**What needs to be done:**
Keep every line of the data below that has the string "icons" and present those lines.

**Provided information:**
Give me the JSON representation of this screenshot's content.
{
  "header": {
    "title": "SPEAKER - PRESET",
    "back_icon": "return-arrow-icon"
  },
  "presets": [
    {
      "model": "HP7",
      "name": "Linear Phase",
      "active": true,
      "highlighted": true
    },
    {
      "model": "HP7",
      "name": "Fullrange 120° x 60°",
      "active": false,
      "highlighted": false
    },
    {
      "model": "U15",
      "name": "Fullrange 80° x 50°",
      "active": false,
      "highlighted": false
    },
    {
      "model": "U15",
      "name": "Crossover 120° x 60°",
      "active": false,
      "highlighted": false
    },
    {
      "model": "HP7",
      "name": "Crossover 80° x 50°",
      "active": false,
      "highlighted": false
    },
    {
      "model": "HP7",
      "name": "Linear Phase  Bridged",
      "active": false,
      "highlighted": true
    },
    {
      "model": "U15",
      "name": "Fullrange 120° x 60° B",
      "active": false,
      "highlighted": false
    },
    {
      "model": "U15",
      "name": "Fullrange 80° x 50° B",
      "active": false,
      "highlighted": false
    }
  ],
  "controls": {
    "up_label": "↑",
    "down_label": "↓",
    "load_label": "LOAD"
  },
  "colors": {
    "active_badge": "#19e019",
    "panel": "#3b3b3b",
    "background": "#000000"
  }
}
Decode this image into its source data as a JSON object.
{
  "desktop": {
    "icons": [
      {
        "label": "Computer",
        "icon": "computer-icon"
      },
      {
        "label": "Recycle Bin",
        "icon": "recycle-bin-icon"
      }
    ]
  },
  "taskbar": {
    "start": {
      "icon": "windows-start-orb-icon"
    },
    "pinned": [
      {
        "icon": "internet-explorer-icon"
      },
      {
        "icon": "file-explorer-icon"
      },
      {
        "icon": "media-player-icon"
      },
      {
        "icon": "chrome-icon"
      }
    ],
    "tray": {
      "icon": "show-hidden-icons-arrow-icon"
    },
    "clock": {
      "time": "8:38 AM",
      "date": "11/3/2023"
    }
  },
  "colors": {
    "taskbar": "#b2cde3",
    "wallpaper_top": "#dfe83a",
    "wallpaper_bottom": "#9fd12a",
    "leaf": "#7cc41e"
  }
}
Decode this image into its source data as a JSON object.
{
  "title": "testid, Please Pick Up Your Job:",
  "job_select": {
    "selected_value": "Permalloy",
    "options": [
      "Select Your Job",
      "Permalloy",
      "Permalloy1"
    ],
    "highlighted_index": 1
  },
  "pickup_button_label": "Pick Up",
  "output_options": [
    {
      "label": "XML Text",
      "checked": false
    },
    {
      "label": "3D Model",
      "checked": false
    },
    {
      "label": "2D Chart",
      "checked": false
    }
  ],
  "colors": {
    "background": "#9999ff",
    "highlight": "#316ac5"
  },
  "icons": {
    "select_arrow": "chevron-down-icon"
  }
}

**Written response:**
    "icons": [
      "icon": "show-hidden-icons-arrow-icon"
  "icons": {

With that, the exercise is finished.